“Fake Happy” by Paramore is a song that highlights an individual, yet collective, experience of battling mental health issues while being forced to put on a “happy face” for the outside world. “Fake Happy” was released in 2017, which was an extremely difficult time for Paramore’s lead singer and songwriter, Haley Williams. According to an interview with Paper Magazine, the album that features “Fake Happy”, After Laughter, was released a month before Williams separated from her husband. This was also around the time that Paramore was involved in a lawsuit with the band’s former bassist. While writing After Laughter, Williams had a lot of things to be angry about, which were presenting themselves in the form of depression. When interviewed, she said that “all the things [she] tried to let go of, when [they] went on tour, just came crashing back down on [her]”, resulting in the choice to go to intensive therapy (https://www.papermag.com/hayley-williams-zane-lowe-depression-2645018230.html?rebelltitem=4#rebelltitem4 ). This is important in creating context for the way the song is interpreted and how the artist delivers emotion in performance and delivery. 

Rosenthal and Flacks explain that “genres and other musical codes and conventions provide frameworks that guide our interpretations of what we are hearing” (52). Paramore’s music style falls into the categories of pop punk, pop rock, alternative rock, emo, and new wave. Because these genres are known for producing music that is conventionally richer in meaning, there exists the assumption that these songs will be filled with emotion.

In the case of “Fake Happy”, Williams combines this assumption of emotion with overt lyrics to communicate her message to the audience. For example, she comes out and directly says “But I’m so fake happy” and “I feel so fake happy”, which tells listeners exactly how she is feeling.
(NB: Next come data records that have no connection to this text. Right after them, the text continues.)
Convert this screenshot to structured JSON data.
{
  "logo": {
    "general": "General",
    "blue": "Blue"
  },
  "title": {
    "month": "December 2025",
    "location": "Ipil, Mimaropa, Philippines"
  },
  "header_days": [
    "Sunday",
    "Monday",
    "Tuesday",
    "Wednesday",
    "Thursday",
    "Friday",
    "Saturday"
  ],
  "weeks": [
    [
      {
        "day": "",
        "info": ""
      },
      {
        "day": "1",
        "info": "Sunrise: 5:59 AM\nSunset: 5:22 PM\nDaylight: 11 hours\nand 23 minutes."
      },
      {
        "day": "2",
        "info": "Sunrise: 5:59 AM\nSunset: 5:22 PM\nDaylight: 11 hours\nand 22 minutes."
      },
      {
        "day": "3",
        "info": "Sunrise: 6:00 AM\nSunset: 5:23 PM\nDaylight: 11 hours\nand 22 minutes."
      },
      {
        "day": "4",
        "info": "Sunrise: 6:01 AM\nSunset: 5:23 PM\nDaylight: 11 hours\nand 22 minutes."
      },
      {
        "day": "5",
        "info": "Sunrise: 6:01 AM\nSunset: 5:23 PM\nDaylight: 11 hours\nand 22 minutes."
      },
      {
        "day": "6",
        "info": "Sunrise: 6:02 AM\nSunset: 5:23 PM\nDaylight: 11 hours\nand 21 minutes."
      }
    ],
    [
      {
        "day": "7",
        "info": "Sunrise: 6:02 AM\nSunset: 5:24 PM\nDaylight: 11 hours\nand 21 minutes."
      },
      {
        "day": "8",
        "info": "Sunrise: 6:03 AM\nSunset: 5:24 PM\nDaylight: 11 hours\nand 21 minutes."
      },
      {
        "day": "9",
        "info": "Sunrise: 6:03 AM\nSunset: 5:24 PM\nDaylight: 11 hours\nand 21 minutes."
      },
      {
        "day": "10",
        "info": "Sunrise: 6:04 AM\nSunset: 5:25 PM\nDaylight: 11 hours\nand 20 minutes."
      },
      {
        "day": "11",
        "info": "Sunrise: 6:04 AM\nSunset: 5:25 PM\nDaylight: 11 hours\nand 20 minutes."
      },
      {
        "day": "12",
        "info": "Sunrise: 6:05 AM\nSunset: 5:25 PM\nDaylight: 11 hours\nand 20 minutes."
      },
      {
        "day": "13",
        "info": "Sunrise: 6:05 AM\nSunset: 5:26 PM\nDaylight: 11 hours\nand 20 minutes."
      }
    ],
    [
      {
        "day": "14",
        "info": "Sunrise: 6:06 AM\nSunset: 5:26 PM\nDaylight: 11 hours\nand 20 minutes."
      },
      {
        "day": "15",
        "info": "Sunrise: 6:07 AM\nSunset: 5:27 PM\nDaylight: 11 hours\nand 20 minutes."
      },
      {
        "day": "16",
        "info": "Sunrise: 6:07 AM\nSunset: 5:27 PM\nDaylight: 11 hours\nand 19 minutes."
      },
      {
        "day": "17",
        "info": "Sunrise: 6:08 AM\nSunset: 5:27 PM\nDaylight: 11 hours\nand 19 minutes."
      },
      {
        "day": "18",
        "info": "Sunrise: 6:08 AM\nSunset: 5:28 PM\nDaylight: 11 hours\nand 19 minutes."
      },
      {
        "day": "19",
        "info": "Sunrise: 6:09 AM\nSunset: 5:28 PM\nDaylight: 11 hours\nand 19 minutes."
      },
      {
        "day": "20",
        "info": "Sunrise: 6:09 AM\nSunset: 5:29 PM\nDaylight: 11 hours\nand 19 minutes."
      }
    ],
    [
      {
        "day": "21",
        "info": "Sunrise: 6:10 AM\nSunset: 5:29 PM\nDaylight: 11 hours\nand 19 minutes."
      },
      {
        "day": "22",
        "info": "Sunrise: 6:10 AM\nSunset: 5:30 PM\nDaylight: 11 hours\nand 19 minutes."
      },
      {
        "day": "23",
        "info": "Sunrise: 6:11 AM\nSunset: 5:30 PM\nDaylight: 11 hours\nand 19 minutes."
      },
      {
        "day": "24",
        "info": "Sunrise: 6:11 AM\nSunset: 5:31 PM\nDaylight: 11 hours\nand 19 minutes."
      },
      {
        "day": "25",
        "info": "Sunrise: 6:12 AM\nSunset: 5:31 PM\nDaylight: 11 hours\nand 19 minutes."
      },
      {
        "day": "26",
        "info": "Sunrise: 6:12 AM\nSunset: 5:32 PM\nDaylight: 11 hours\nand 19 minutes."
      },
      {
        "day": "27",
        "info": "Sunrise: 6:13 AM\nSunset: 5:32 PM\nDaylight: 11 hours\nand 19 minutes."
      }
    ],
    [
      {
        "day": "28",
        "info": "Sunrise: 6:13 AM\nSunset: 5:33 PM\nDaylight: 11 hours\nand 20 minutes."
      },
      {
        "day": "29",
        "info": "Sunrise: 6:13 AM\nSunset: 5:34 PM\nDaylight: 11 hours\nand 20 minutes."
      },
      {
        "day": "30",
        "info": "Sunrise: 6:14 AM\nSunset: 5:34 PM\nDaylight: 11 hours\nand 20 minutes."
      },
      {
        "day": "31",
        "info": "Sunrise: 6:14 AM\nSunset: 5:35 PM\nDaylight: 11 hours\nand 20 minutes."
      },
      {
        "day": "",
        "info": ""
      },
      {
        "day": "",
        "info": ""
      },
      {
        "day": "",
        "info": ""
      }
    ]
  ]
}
Later in the song, after creating sentiments of emotional turmoil, Williams says, “You see it’s easy when I’m stomping on a beat, but no one sees me when I crawl back underneath”. These lines serve as a direct critique of our society’s disregard for self care. This is especially true for artists who are forced to perform both in their craft, but also with regards to the image that they project to the world. In “Fake Happy”, Williams also says “If I smile with my teeth, bet you believe me, If I smile with my teeth, I think I believe me” which also brings up the point of tricking not only everyone around you into thinking that you are okay, but also yourself. 

In 2016, an organization called Help Musicians conducted the largest known study, at the time, to investigate the relationship between mental health and the music industry. They found that 68.5% of 2,211 musicians surveyed had reported experiences of depression. They also discovered that 71.1% of respondents reported high levels of anxiety and panic attacks (https://www.musicmindsmatter.org.uk/the-study/ ). These statistics further prove how Haley Williams is not alone in her struggles with mental health and demonstrate how individual experiences often turn into a collective understanding. 

Megan Gullotta